* Task description:
What number of lines in the entries hold the string "handle"? Answer with it alone.

(Component data from apps and pages)
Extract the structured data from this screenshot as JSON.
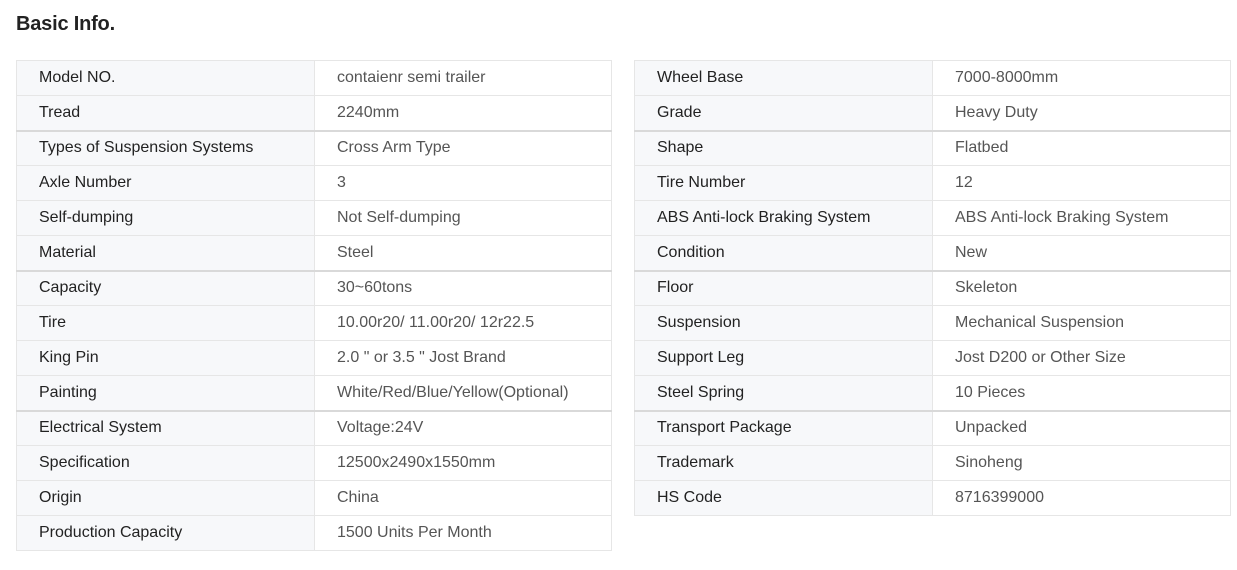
{
  "title": "Basic Info.",
  "left_table": [
    {
      "key": "Model NO.",
      "value": "contaienr semi trailer"
    },
    {
      "key": "Tread",
      "value": "2240mm"
    },
    {
      "key": "Types of Suspension Systems",
      "value": "Cross Arm Type"
    },
    {
      "key": "Axle Number",
      "value": "3"
    },
    {
      "key": "Self-dumping",
      "value": "Not Self-dumping"
    },
    {
      "key": "Material",
      "value": "Steel"
    },
    {
      "key": "Capacity",
      "value": "30~60tons"
    },
    {
      "key": "Tire",
      "value": "10.00r20/ 11.00r20/ 12r22.5"
    },
    {
      "key": "King Pin",
      "value": "2.0 \" or 3.5 \" Jost Brand"
    },
    {
      "key": "Painting",
      "value": "White/Red/Blue/Yellow(Optional)"
    },
    {
      "key": "Electrical System",
      "value": "Voltage:24V"
    },
    {
      "key": "Specification",
      "value": "12500x2490x1550mm"
    },
    {
      "key": "Origin",
      "value": "China"
    },
    {
      "key": "Production Capacity",
      "value": "1500 Units Per Month"
    }
  ],
  "right_table": [
    {
      "key": "Wheel Base",
      "value": "7000-8000mm"
    },
    {
      "key": "Grade",
      "value": "Heavy Duty"
    },
    {
      "key": "Shape",
      "value": "Flatbed"
    },
    {
      "key": "Tire Number",
      "value": "12"
    },
    {
      "key": "ABS Anti-lock Braking System",
      "value": "ABS Anti-lock Braking System"
    },
    {
      "key": "Condition",
      "value": "New"
    },
    {
      "key": "Floor",
      "value": "Skeleton"
    },
    {
      "key": "Suspension",
      "value": "Mechanical Suspension"
    },
    {
      "key": "Support Leg",
      "value": "Jost D200 or Other Size"
    },
    {
      "key": "Steel Spring",
      "value": "10 Pieces"
    },
    {
      "key": "Transport Package",
      "value": "Unpacked"
    },
    {
      "key": "Trademark",
      "value": "Sinoheng"
    },
    {
      "key": "HS Code",
      "value": "8716399000"
    }
  ]
}
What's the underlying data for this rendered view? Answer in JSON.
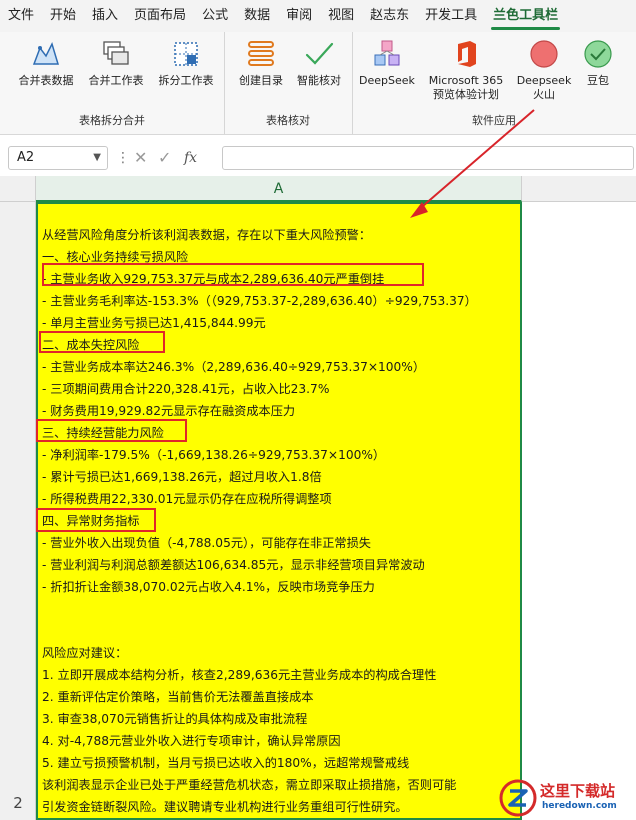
{
  "menu": {
    "items": [
      "文件",
      "开始",
      "插入",
      "页面布局",
      "公式",
      "数据",
      "审阅",
      "视图",
      "赵志东",
      "开发工具",
      "兰色工具栏"
    ],
    "active_index": 10
  },
  "ribbon": {
    "groups": [
      {
        "label": "表格拆分合并",
        "buttons": [
          "合并表数据",
          "合并工作表",
          "拆分工作表"
        ]
      },
      {
        "label": "表格核对",
        "buttons": [
          "创建目录",
          "智能核对"
        ]
      },
      {
        "label": "软件应用",
        "buttons": [
          "DeepSeek",
          "Microsoft 365",
          "预览体验计划",
          "Deepseek",
          "火山",
          "豆包"
        ]
      }
    ]
  },
  "formula_bar": {
    "name_box": "A2",
    "fx": "fx",
    "content": ""
  },
  "grid": {
    "column_header": "A",
    "row_header": "2"
  },
  "cell": {
    "lines": [
      "从经营风险角度分析该利润表数据，存在以下重大风险预警：",
      "一、核心业务持续亏损风险",
      "- 主营业务收入929,753.37元与成本2,289,636.40元严重倒挂",
      "- 主营业务毛利率达-153.3%（（929,753.37-2,289,636.40）÷929,753.37）",
      "- 单月主营业务亏损已达1,415,844.99元",
      "二、成本失控风险",
      "- 主营业务成本率达246.3%（2,289,636.40÷929,753.37×100%）",
      "- 三项期间费用合计220,328.41元，占收入比23.7%",
      "- 财务费用19,929.82元显示存在融资成本压力",
      "三、持续经营能力风险",
      "- 净利润率-179.5%（-1,669,138.26÷929,753.37×100%）",
      "- 累计亏损已达1,669,138.26元，超过月收入1.8倍",
      "- 所得税费用22,330.01元显示仍存在应税所得调整项",
      "四、异常财务指标",
      "- 营业外收入出现负值（-4,788.05元），可能存在非正常损失",
      "- 营业利润与利润总额差额达106,634.85元，显示非经营项目异常波动",
      "- 折扣折让金额38,070.02元占收入4.1%，反映市场竞争压力",
      "",
      "",
      "风险应对建议：",
      "1. 立即开展成本结构分析，核查2,289,636元主营业务成本的构成合理性",
      "2. 重新评估定价策略，当前售价无法覆盖直接成本",
      "3. 审查38,070元销售折让的具体构成及审批流程",
      "4. 对-4,788元营业外收入进行专项审计，确认异常原因",
      "5. 建立亏损预警机制，当月亏损已达收入的180%，远超常规警戒线",
      "该利润表显示企业已处于严重经营危机状态，需立即采取止损措施，否则可能",
      "引发资金链断裂风险。建议聘请专业机构进行业务重组可行性研究。"
    ]
  },
  "watermark": {
    "title": "这里下载站",
    "subtitle": "heredown.com"
  },
  "colors": {
    "accent_green": "#1f8a46",
    "cell_fill": "#ffff00",
    "highlight_red": "#e0262a"
  }
}
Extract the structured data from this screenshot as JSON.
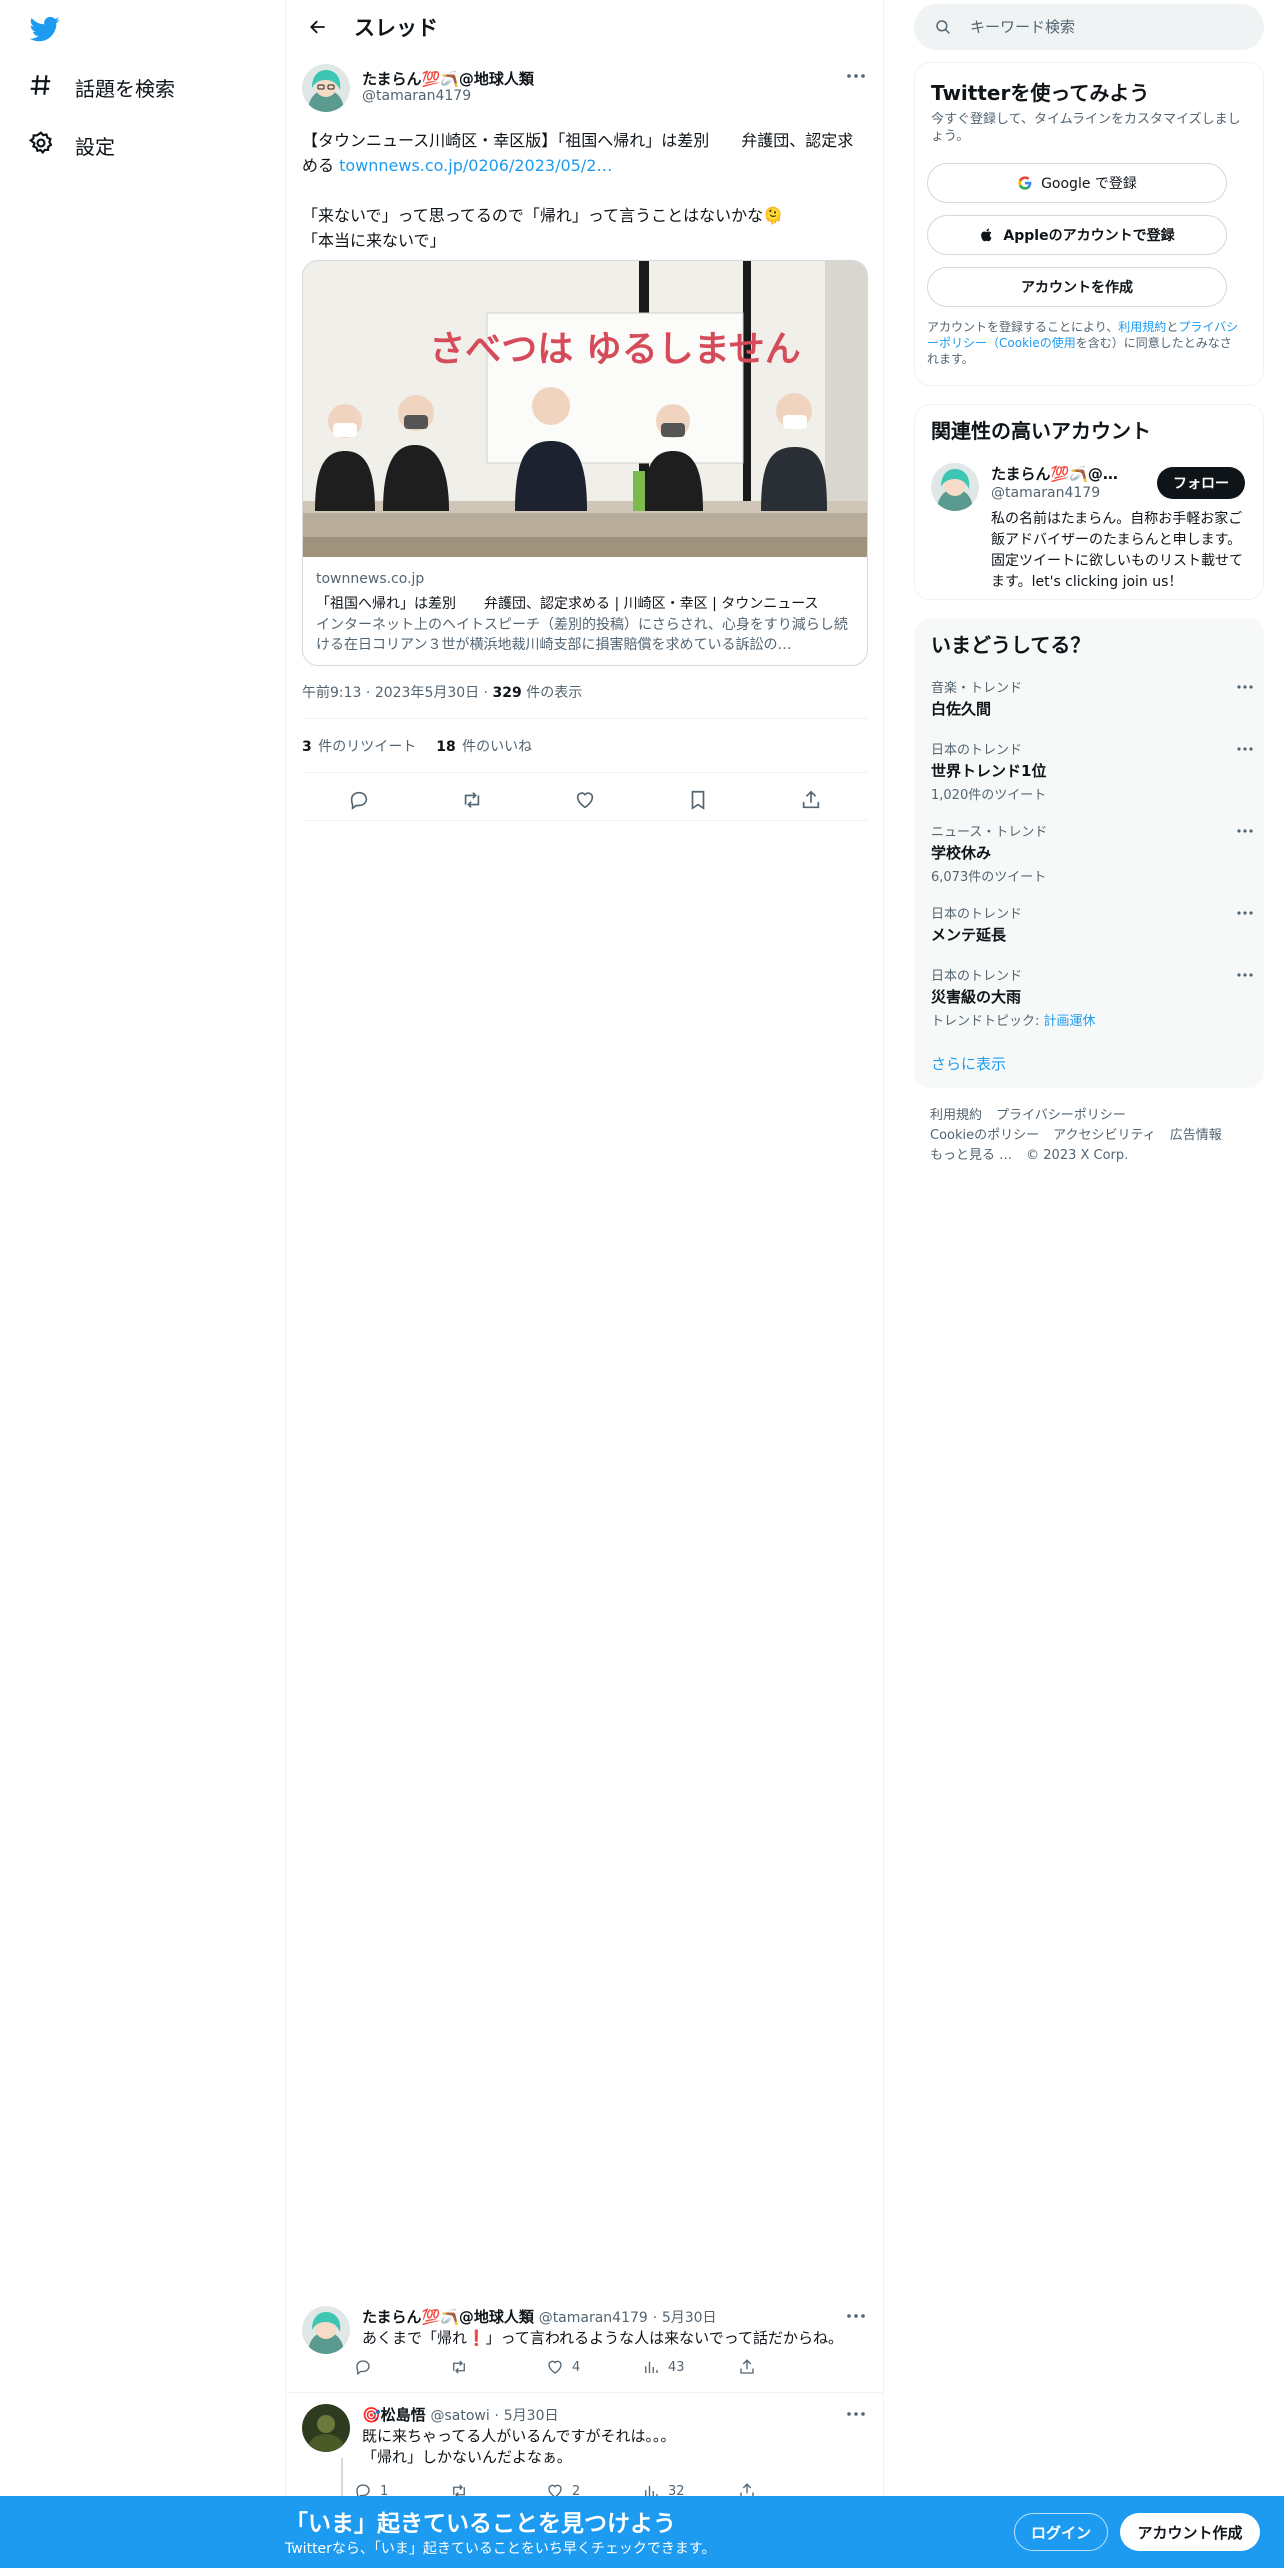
{
  "nav": {
    "explore": "話題を検索",
    "settings": "設定"
  },
  "header": {
    "title": "スレッド"
  },
  "tweet": {
    "name": "たまらん💯🪃@地球人類",
    "handle": "@tamaran4179",
    "text": "【タウンニュース川崎区・幸区版】「祖国へ帰れ」は差別　　弁護団、認定求める ",
    "link": "townnews.co.jp/0206/2023/05/2…",
    "text2": "\n\n「来ないで」って思ってるので「帰れ」って言うことはないかな🫠\n「本当に来ないで」",
    "card": {
      "banner_text": "さべつは ゆるしません",
      "domain": "townnews.co.jp",
      "title": "「祖国へ帰れ」は差別　　弁護団、認定求める | 川崎区・幸区 | タウンニュース",
      "description": "インターネット上のヘイトスピーチ（差別的投稿）にさらされ、心身をすり減らし続ける在日コリアン３世が横浜地裁川崎支部に損害賠償を求めている訴訟の…"
    },
    "time": "午前9:13",
    "date": "2023年5月30日",
    "views": "329",
    "views_label": "件の表示",
    "retweets": "3",
    "retweets_label": "件のリツイート",
    "likes": "18",
    "likes_label": "件のいいね"
  },
  "replies": [
    {
      "name": "たまらん💯🪃@地球人類",
      "handle": "@tamaran4179",
      "date": "5月30日",
      "text": "あくまで「帰れ❗️」って言われるような人は来ないでって話だからね。",
      "replies": "",
      "retweets": "",
      "likes": "4",
      "views": "43"
    },
    {
      "name": "🎯松島悟",
      "handle": "@satowi",
      "date": "5月30日",
      "text": "既に来ちゃってる人がいるんですがそれは。。。\n「帰れ」しかないんだよなぁ。",
      "replies": "1",
      "retweets": "",
      "likes": "2",
      "views": "32"
    }
  ],
  "sidebar": {
    "search_placeholder": "キーワード検索",
    "signup": {
      "title": "Twitterを使ってみよう",
      "subtitle": "今すぐ登録して、タイムラインをカスタマイズしましょう。",
      "google": "Google で登録",
      "apple": "Appleのアカウントで登録",
      "create": "アカウントを作成",
      "terms_prefix": "アカウントを登録することにより、",
      "terms_link1": "利用規約",
      "terms_and": "と",
      "terms_link2": "プライバシーポリシー（Cookieの使用",
      "terms_suffix": "を含む）に同意したとみなされます。"
    },
    "related": {
      "title": "関連性の高いアカウント",
      "name": "たまらん💯🪃@地球人類",
      "handle": "@tamaran4179",
      "follow": "フォロー",
      "bio": "私の名前はたまらん。自称お手軽お家ご飯アドバイザーのたまらんと申します。固定ツイートに欲しいものリスト載せてます。let's clicking join us！"
    },
    "trends": {
      "title": "いまどうしてる？",
      "items": [
        {
          "category": "音楽・トレンド",
          "name": "白佐久間",
          "count": ""
        },
        {
          "category": "日本のトレンド",
          "name": "世界トレンド1位",
          "count": "1,020件のツイート"
        },
        {
          "category": "ニュース・トレンド",
          "name": "学校休み",
          "count": "6,073件のツイート"
        },
        {
          "category": "日本のトレンド",
          "name": "メンテ延長",
          "count": ""
        },
        {
          "category": "日本のトレンド",
          "name": "災害級の大雨",
          "count_prefix": "トレンドトピック: ",
          "count_link": "計画運休"
        }
      ],
      "show_more": "さらに表示"
    },
    "footer": {
      "terms": "利用規約",
      "privacy": "プライバシーポリシー",
      "cookie": "Cookieのポリシー",
      "accessibility": "アクセシビリティ",
      "ads": "広告情報",
      "more": "もっと見る …",
      "copyright": "© 2023 X Corp."
    }
  },
  "bottombar": {
    "title": "「いま」起きていることを見つけよう",
    "subtitle": "Twitterなら、「いま」起きていることをいち早くチェックできます。",
    "login": "ログイン",
    "signup": "アカウント作成"
  },
  "colors": {
    "accent": "#1d9bf0",
    "text": "#0f1419",
    "muted": "#536471"
  }
}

* Task result:
4